As developer working on the same project with the same computer system both for job and privately, I want to quickly switch identity data to be used depending on whether I work for job or privately, to mark copyright of contributions accordingly.

Pick up identity on import:

As developer importing a project into KDevelop, I want to have the identity automatically derived from account/server/fetched project and have the option to create a new identity from the found data if there is none, or overwrite with an existing identity.

Highlight my contributions in VCS history:

As developer working on a project with VCS support, I want my easily see my own commits in the vcs history, e.g. by being highlighted.

Update existing identity data:

As developer working on a project, I want to have assistance when identity properties had been changed (like email address or name) and this should be reflected in all existing copyright/contributor notions of a project, where possible.

Following some more background info why work has been started on this feature:

Problem

When it comes to copyright notions in code/files and authorship/committer id in version control systems, the name and the contact information, like email address, can be a few different ones for oneself. E.g. when working in different FLOSS projects, with each email address dedicated to the project, or when working on a FLOSS project both in name of an employer, but also privately in free times.

Currently KDevelop is hard-coded to use whatever is set for the default profile of KEMailSettings when generating new code from file templates, the only place right now using authorship metadata. KMail, the well-known email client, seems to be feeding KEMailSettings via the KIdentityManagement module, but otherwise there might be no data in there. So the developer has to manually complete the fields in the generated code.

The integration of KDevelop with git also ignores the author and commiter metadata used by git for the repo. They need to be set manually and are nowhere linked to what KDevelop knows.

For a truely integrated development experience this needs to be improved.

Solution

KDevelop could know about the concept of author identity, could allow to have multiple identities available to select from for a project, and could allow plugins to make use of identity details e.g. on doing VCS commits or generating code.

Here a screenshot of some proof-of-concept code:
Draft of KDevelop settings: Configure Author Identitites

So, what do you also think in general? Anything related which is worth looking
into for this? Other comments?

Marble in your CMake or qmake based project, now more easy

Marble, the virtual globe and world atlas, at its core is a library intended for reuse, libmarblewidget. This library is done with minimal dependencies to ease usage (e.g. just needs a few Qt5 modules).

The new version of Marble, coming with libmarblewidget v0.26 and released as part of KDE Applications 16.12, is now making it more easy to integrate libmarblewidget in your own software project, when using CMake or qmake as buildsystem.

To link your project to libmarblewidget and find its headers, you can have that in 1-2 lines:

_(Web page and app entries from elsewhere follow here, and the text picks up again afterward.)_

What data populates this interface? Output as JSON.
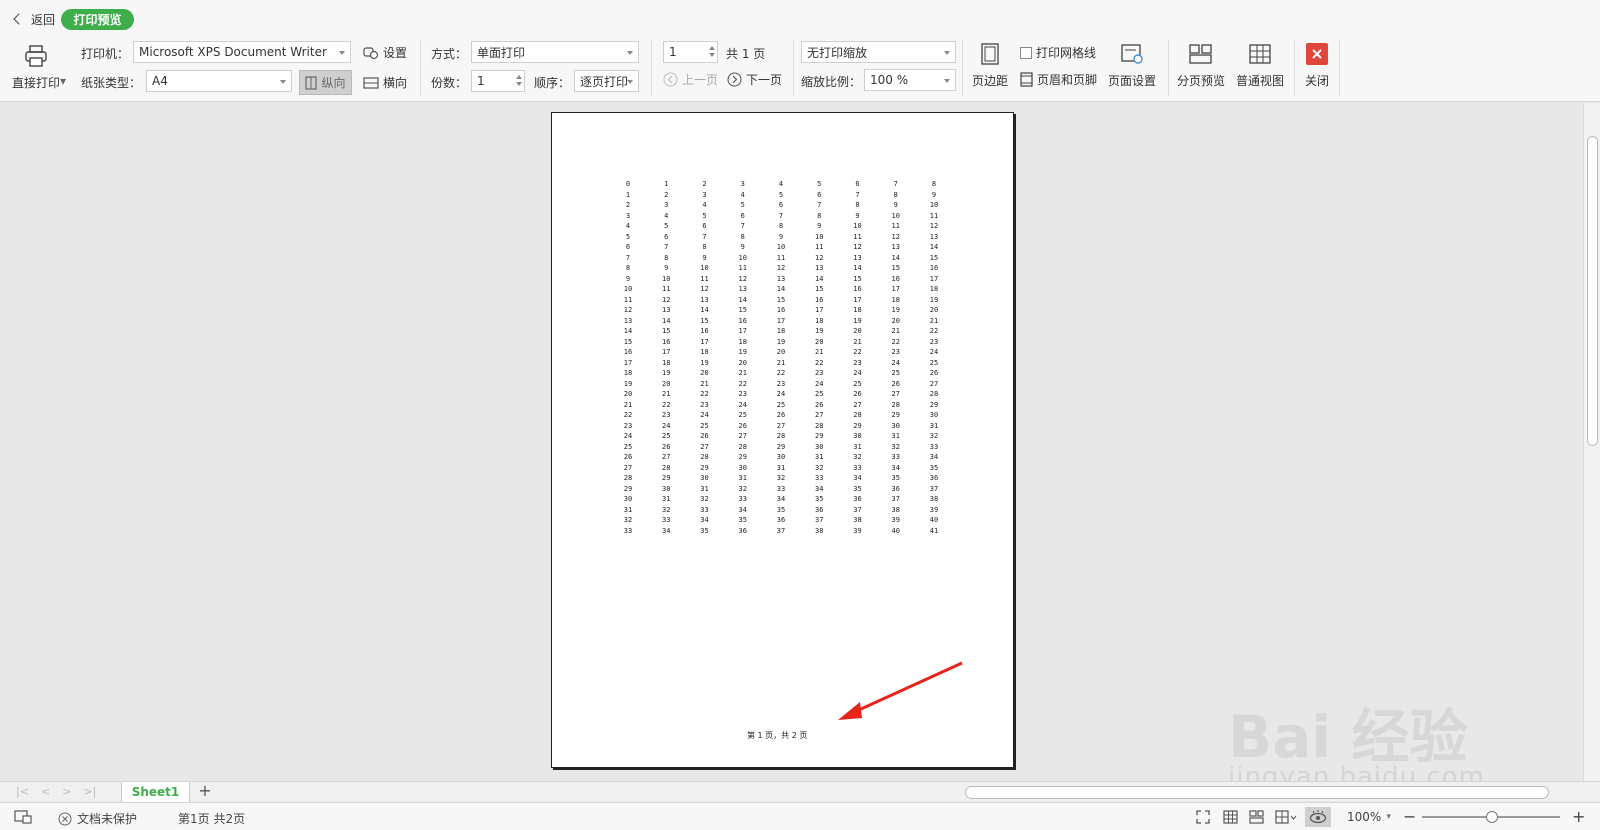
{
  "header": {
    "back_label": "返回",
    "mode_label": "打印预览"
  },
  "toolbar": {
    "direct_print": "直接打印",
    "printer_label": "打印机：",
    "printer_value": "Microsoft XPS Document Writer",
    "settings_label": "设置",
    "paper_label": "纸张类型：",
    "paper_value": "A4",
    "portrait_label": "纵向",
    "landscape_label": "横向",
    "mode_field_label": "方式：",
    "mode_value": "单面打印",
    "copies_label": "份数：",
    "copies_value": "1",
    "order_label": "顺序：",
    "order_value": "逐页打印",
    "page_value": "1",
    "page_total": "共 1 页",
    "prev_page": "上一页",
    "next_page": "下一页",
    "scale_value": "无打印缩放",
    "scale_ratio_label": "缩放比例：",
    "scale_ratio_value": "100 %",
    "margins": "页边距",
    "gridlines": "打印网格线",
    "header_footer": "页眉和页脚",
    "page_setup": "页面设置",
    "page_break_preview": "分页预览",
    "normal_view": "普通视图",
    "close": "关闭"
  },
  "page": {
    "columns": [
      [
        "0",
        "1",
        "2",
        "3",
        "4",
        "5",
        "6",
        "7",
        "8",
        "9",
        "10",
        "11",
        "12",
        "13",
        "14",
        "15",
        "16",
        "17",
        "18",
        "19",
        "20",
        "21",
        "22",
        "23",
        "24",
        "25",
        "26",
        "27",
        "28",
        "29",
        "30",
        "31",
        "32",
        "33"
      ],
      [
        "1",
        "2",
        "3",
        "4",
        "5",
        "6",
        "7",
        "8",
        "9",
        "10",
        "11",
        "12",
        "13",
        "14",
        "15",
        "16",
        "17",
        "18",
        "19",
        "20",
        "21",
        "22",
        "23",
        "24",
        "25",
        "26",
        "27",
        "28",
        "29",
        "30",
        "31",
        "32",
        "33",
        "34"
      ],
      [
        "2",
        "3",
        "4",
        "5",
        "6",
        "7",
        "8",
        "9",
        "10",
        "11",
        "12",
        "13",
        "14",
        "15",
        "16",
        "17",
        "18",
        "19",
        "20",
        "21",
        "22",
        "23",
        "24",
        "25",
        "26",
        "27",
        "28",
        "29",
        "30",
        "31",
        "32",
        "33",
        "34",
        "35"
      ],
      [
        "3",
        "4",
        "5",
        "6",
        "7",
        "8",
        "9",
        "10",
        "11",
        "12",
        "13",
        "14",
        "15",
        "16",
        "17",
        "18",
        "19",
        "20",
        "21",
        "22",
        "23",
        "24",
        "25",
        "26",
        "27",
        "28",
        "29",
        "30",
        "31",
        "32",
        "33",
        "34",
        "35",
        "36"
      ],
      [
        "4",
        "5",
        "6",
        "7",
        "8",
        "9",
        "10",
        "11",
        "12",
        "13",
        "14",
        "15",
        "16",
        "17",
        "18",
        "19",
        "20",
        "21",
        "22",
        "23",
        "24",
        "25",
        "26",
        "27",
        "28",
        "29",
        "30",
        "31",
        "32",
        "33",
        "34",
        "35",
        "36",
        "37"
      ],
      [
        "5",
        "6",
        "7",
        "8",
        "9",
        "10",
        "11",
        "12",
        "13",
        "14",
        "15",
        "16",
        "17",
        "18",
        "19",
        "20",
        "21",
        "22",
        "23",
        "24",
        "25",
        "26",
        "27",
        "28",
        "29",
        "30",
        "31",
        "32",
        "33",
        "34",
        "35",
        "36",
        "37",
        "38"
      ],
      [
        "6",
        "7",
        "8",
        "9",
        "10",
        "11",
        "12",
        "13",
        "14",
        "15",
        "16",
        "17",
        "18",
        "19",
        "20",
        "21",
        "22",
        "23",
        "24",
        "25",
        "26",
        "27",
        "28",
        "29",
        "30",
        "31",
        "32",
        "33",
        "34",
        "35",
        "36",
        "37",
        "38",
        "39"
      ],
      [
        "7",
        "8",
        "9",
        "10",
        "11",
        "12",
        "13",
        "14",
        "15",
        "16",
        "17",
        "18",
        "19",
        "20",
        "21",
        "22",
        "23",
        "24",
        "25",
        "26",
        "27",
        "28",
        "29",
        "30",
        "31",
        "32",
        "33",
        "34",
        "35",
        "36",
        "37",
        "38",
        "39",
        "40"
      ],
      [
        "8",
        "9",
        "10",
        "11",
        "12",
        "13",
        "14",
        "15",
        "16",
        "17",
        "18",
        "19",
        "20",
        "21",
        "22",
        "23",
        "24",
        "25",
        "26",
        "27",
        "28",
        "29",
        "30",
        "31",
        "32",
        "33",
        "34",
        "35",
        "36",
        "37",
        "38",
        "39",
        "40",
        "41"
      ]
    ],
    "footer": "第 1 页，共 2 页"
  },
  "tabs": {
    "sheet1": "Sheet1",
    "add": "+"
  },
  "status": {
    "protection": "文档未保护",
    "page_info": "第1页 共2页",
    "zoom": "100%"
  },
  "watermark": {
    "main": "Bai 经验",
    "sub": "jingyan.baidu.com"
  },
  "colors": {
    "accent_green": "#3dae4a",
    "close_red": "#e0463c",
    "arrow_red": "#e8231a"
  }
}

For qmake a qt_Marble.pri file is installed. So in the pro file of your project just add:

QT += Marble

For this to work you have to do one out of these:

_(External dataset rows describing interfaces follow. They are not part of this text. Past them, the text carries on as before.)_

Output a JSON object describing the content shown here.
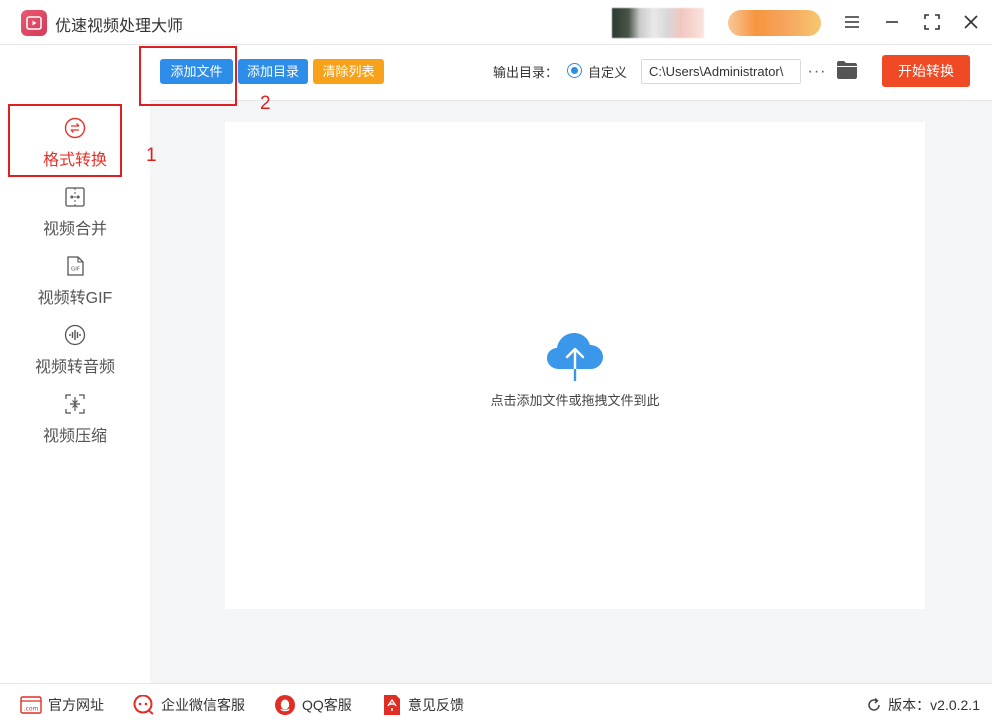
{
  "app": {
    "title": "优速视频处理大师"
  },
  "toolbar": {
    "add_file": "添加文件",
    "add_dir": "添加目录",
    "clear_list": "清除列表",
    "output_label": "输出目录：",
    "radio_label": "自定义",
    "output_path": "C:\\Users\\Administrator\\",
    "more": "···",
    "start": "开始转换"
  },
  "sidebar": {
    "items": [
      {
        "label": "格式转换",
        "icon": "format-convert-icon",
        "active": true
      },
      {
        "label": "视频合并",
        "icon": "video-merge-icon"
      },
      {
        "label": "视频转GIF",
        "icon": "gif-icon"
      },
      {
        "label": "视频转音频",
        "icon": "audio-icon"
      },
      {
        "label": "视频压缩",
        "icon": "compress-icon"
      }
    ]
  },
  "main": {
    "drop_hint": "点击添加文件或拖拽文件到此"
  },
  "annotations": {
    "one": "1",
    "two": "2"
  },
  "footer": {
    "website": "官方网址",
    "wechat": "企业微信客服",
    "qq": "QQ客服",
    "feedback": "意见反馈",
    "version": "版本：v2.0.2.1"
  },
  "colors": {
    "accent_blue": "#2e8de8",
    "accent_orange": "#f7a21a",
    "start_red": "#f04a24",
    "active_red": "#e6322a",
    "annotation_red": "#e02020"
  }
}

  • install Marble into the same prefix as your Qt5 installation (e.g. /usr)
  • pass -DMARBLE_PRI_INSTALL_USE_QT_SYS_PATHS=ON to cmake when building Marble
  • use the environment variable QMAKEPATH to point to the installation prefix of Marble when calling qmake on your project

For CMake some CMake config files are installed. So in the CMakeLists.txt of your project just add:

find_package(Marble REQUIRED)
target_link_libraries(my_project  Marble)

No more need for some own FindMarble.cmake file.

The CMake variant is already possible since libmarblewidget v0.25 (part of KDE Applications 16.08).

Learn more about how to use Marble in your project, e.g. by simple examples, at marble.kde.org.